### Brief:
Output the listing below verbatim, without images.
---
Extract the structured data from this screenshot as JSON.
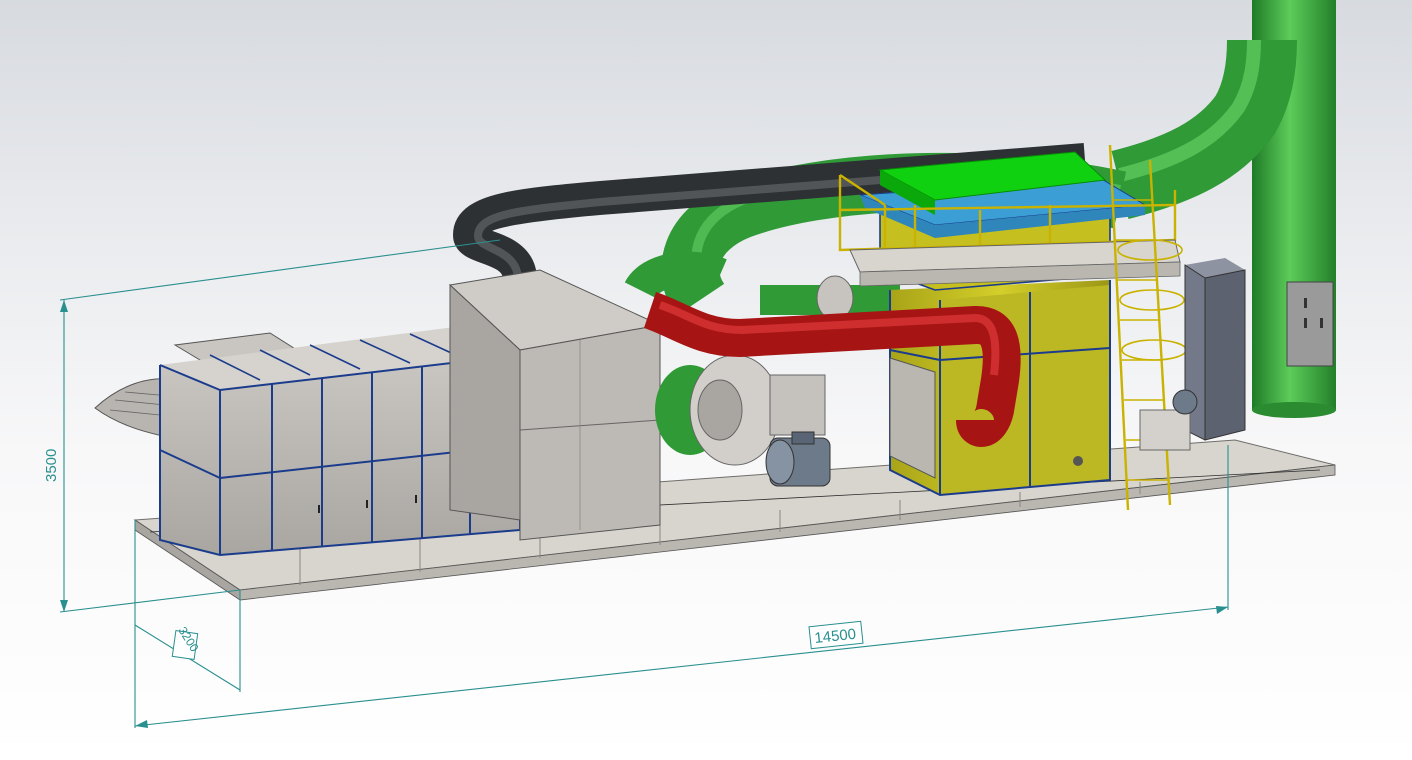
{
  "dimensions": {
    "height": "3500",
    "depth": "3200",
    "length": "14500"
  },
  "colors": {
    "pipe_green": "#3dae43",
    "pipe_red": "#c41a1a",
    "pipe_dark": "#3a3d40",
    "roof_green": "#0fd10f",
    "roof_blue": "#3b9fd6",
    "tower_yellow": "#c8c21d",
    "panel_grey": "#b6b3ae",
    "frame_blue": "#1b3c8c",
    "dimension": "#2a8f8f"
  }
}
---
### The completed task:
Extract the structured data from this screenshot as JSON.
{
  "dimensions": {
    "height": "3500",
    "depth": "3200",
    "length": "14500"
  },
  "colors": {
    "pipe_green": "#3dae43",
    "pipe_red": "#c41a1a",
    "pipe_dark": "#3a3d40",
    "roof_green": "#0fd10f",
    "roof_blue": "#3b9fd6",
    "tower_yellow": "#c8c21d",
    "panel_grey": "#b6b3ae",
    "frame_blue": "#1b3c8c",
    "dimension": "#2a8f8f"
  }
}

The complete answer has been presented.